What you will do — Among the lines below, copy each one in which "Wireless" appears.

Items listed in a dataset
────

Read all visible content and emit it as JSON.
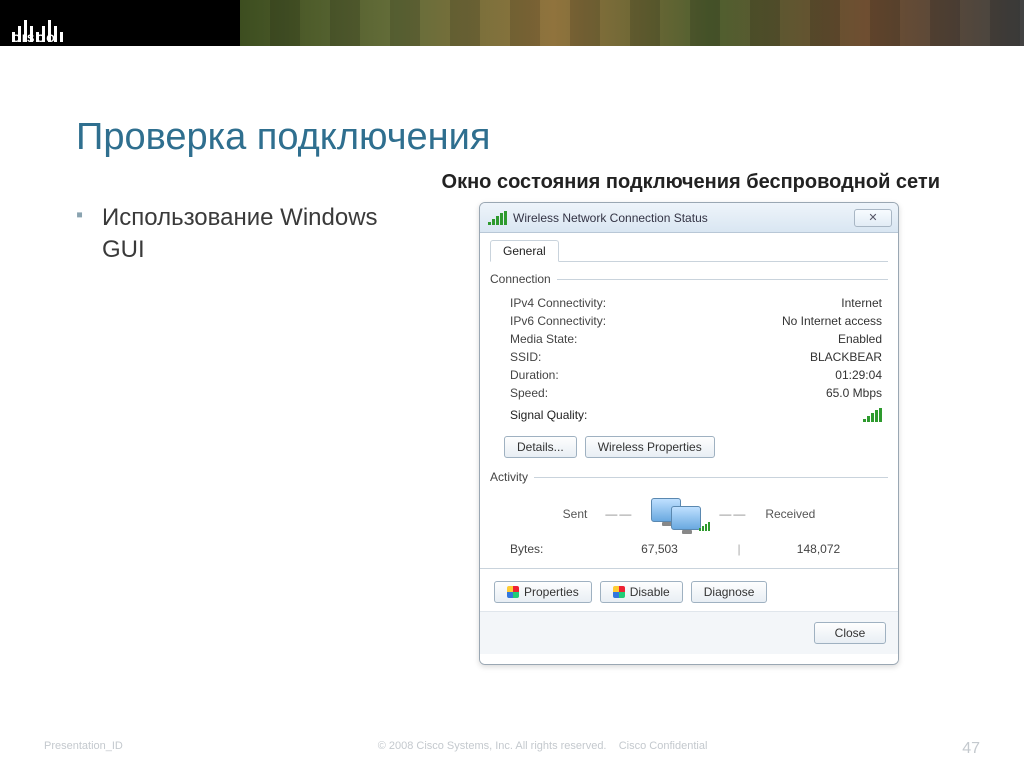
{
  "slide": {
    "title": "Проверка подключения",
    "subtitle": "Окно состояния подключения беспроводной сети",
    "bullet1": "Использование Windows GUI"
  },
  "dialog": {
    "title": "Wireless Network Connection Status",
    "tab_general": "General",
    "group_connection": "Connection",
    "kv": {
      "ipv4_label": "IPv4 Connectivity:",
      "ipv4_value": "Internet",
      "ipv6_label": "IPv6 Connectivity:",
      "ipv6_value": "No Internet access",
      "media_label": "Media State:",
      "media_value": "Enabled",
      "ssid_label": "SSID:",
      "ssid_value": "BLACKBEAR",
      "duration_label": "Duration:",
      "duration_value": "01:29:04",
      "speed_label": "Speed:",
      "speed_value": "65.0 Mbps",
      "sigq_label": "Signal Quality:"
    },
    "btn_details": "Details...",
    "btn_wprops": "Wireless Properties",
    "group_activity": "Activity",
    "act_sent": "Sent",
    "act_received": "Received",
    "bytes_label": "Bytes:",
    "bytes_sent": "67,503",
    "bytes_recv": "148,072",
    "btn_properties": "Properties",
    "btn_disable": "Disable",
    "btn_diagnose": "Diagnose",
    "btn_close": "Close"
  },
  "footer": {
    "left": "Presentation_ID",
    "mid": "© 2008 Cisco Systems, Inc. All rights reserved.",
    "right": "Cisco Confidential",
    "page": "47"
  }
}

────

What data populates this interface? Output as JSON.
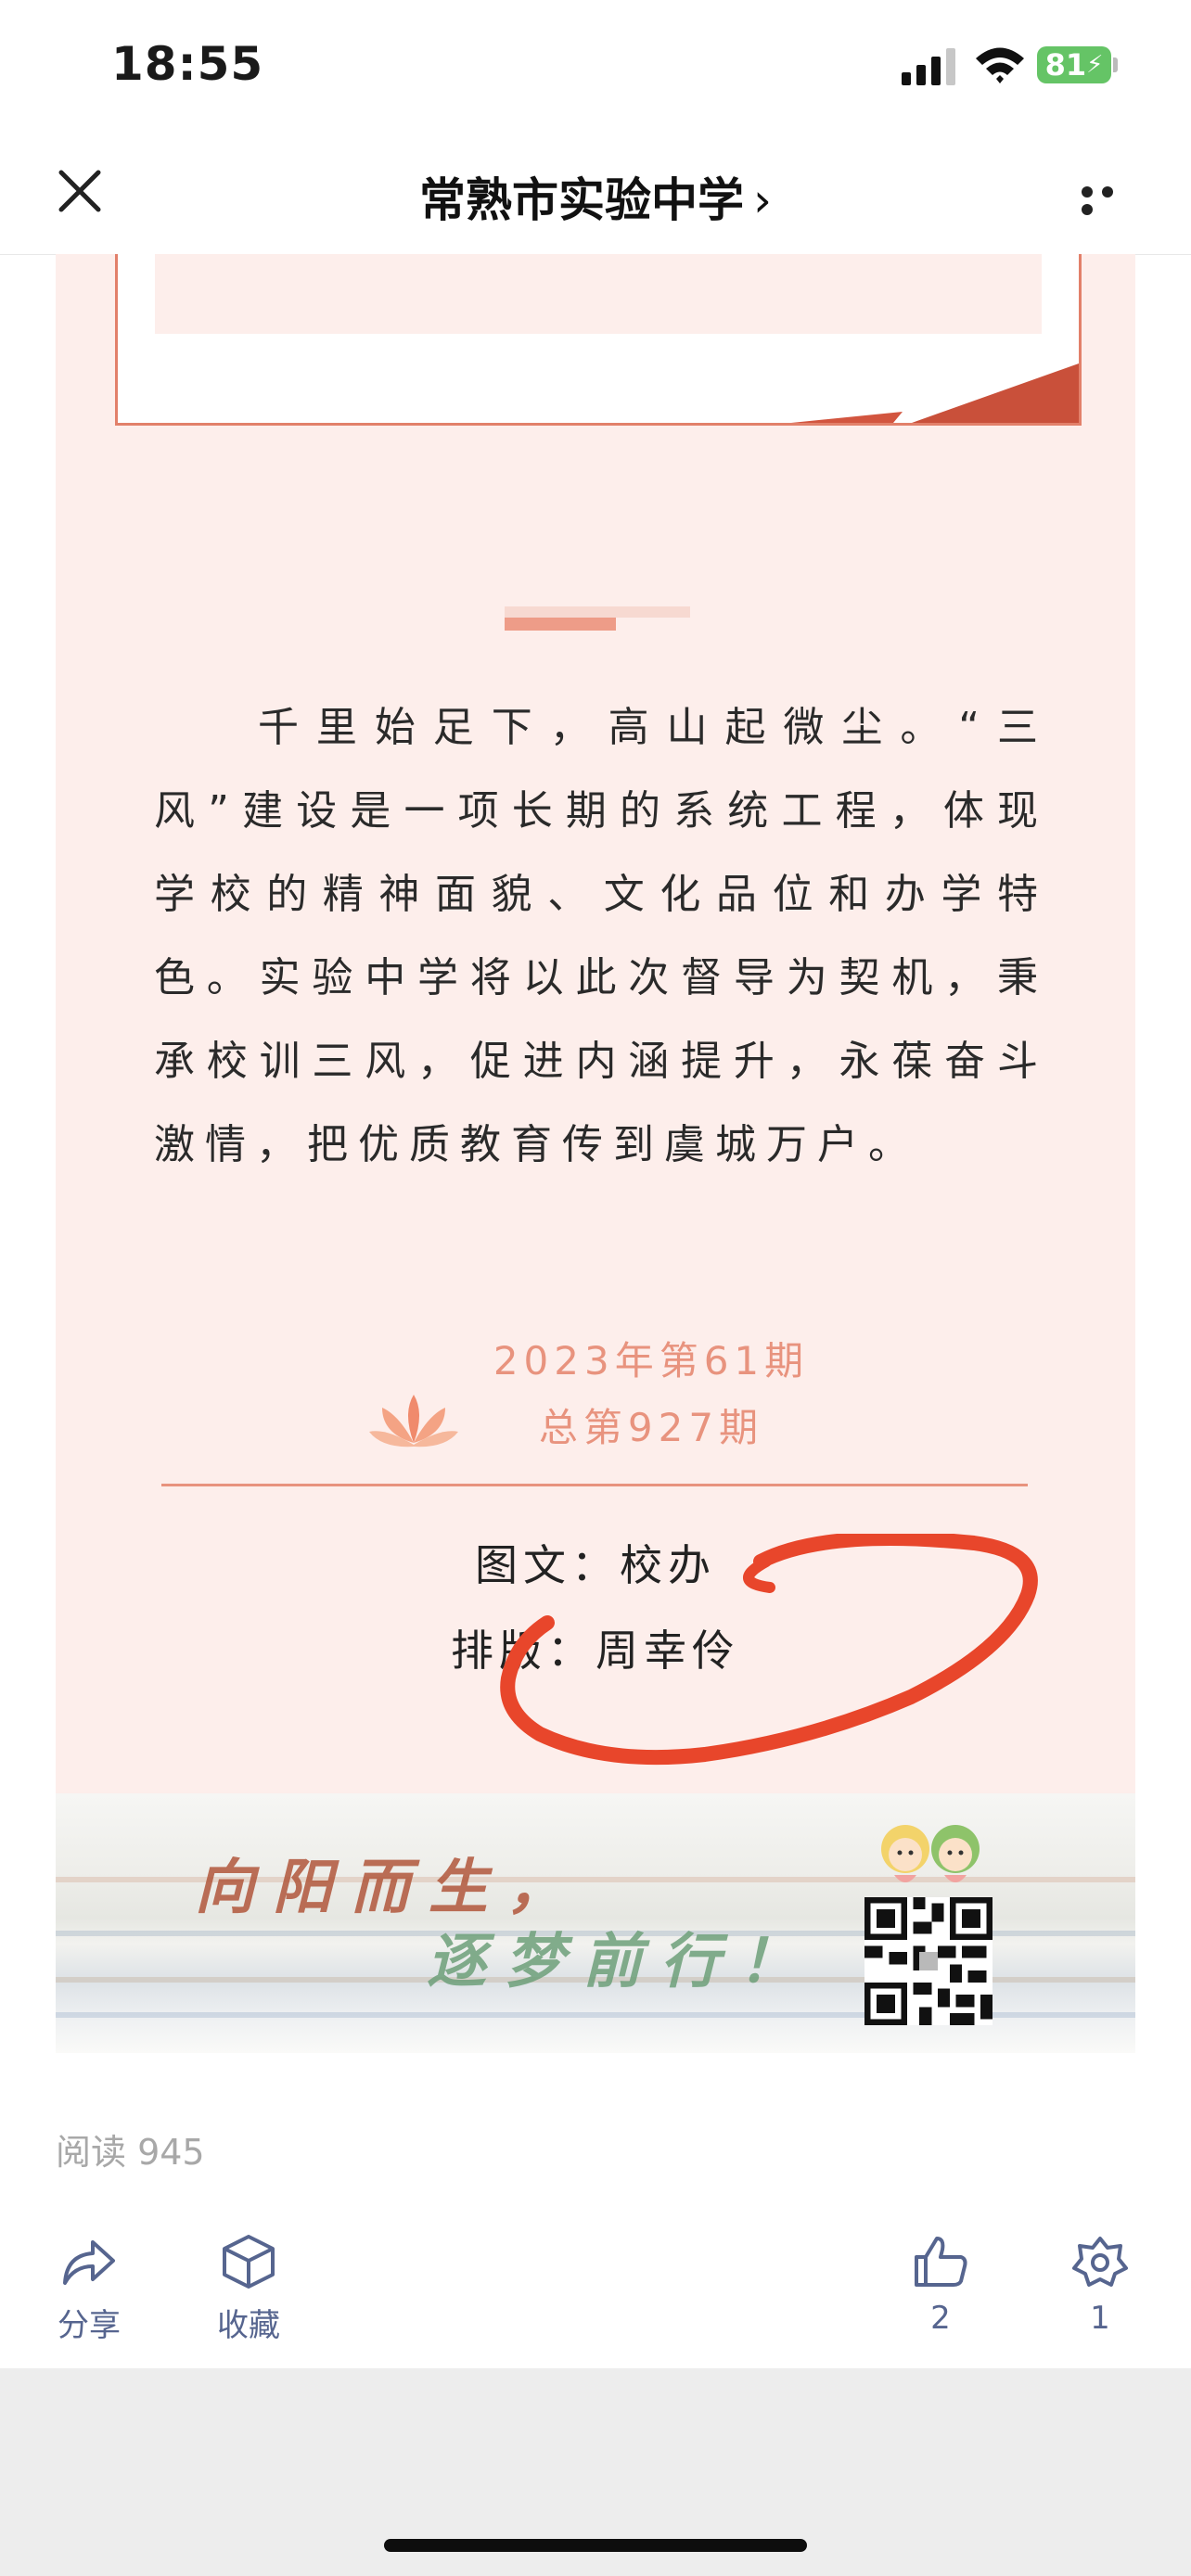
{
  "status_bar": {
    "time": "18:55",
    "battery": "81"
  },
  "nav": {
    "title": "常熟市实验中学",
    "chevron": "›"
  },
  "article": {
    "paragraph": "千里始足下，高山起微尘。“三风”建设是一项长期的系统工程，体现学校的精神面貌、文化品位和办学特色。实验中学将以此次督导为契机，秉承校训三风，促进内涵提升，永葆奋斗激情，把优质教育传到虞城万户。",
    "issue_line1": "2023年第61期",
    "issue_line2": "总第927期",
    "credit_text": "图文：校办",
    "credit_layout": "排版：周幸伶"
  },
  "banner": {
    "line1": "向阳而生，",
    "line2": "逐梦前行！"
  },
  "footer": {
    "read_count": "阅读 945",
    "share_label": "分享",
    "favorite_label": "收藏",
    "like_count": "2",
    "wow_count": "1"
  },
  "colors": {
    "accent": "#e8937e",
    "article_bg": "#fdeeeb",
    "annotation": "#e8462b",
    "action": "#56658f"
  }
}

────

Reply —
    "title": "Wireless Network Connection Status",
    "btn_wprops": "Wireless Properties",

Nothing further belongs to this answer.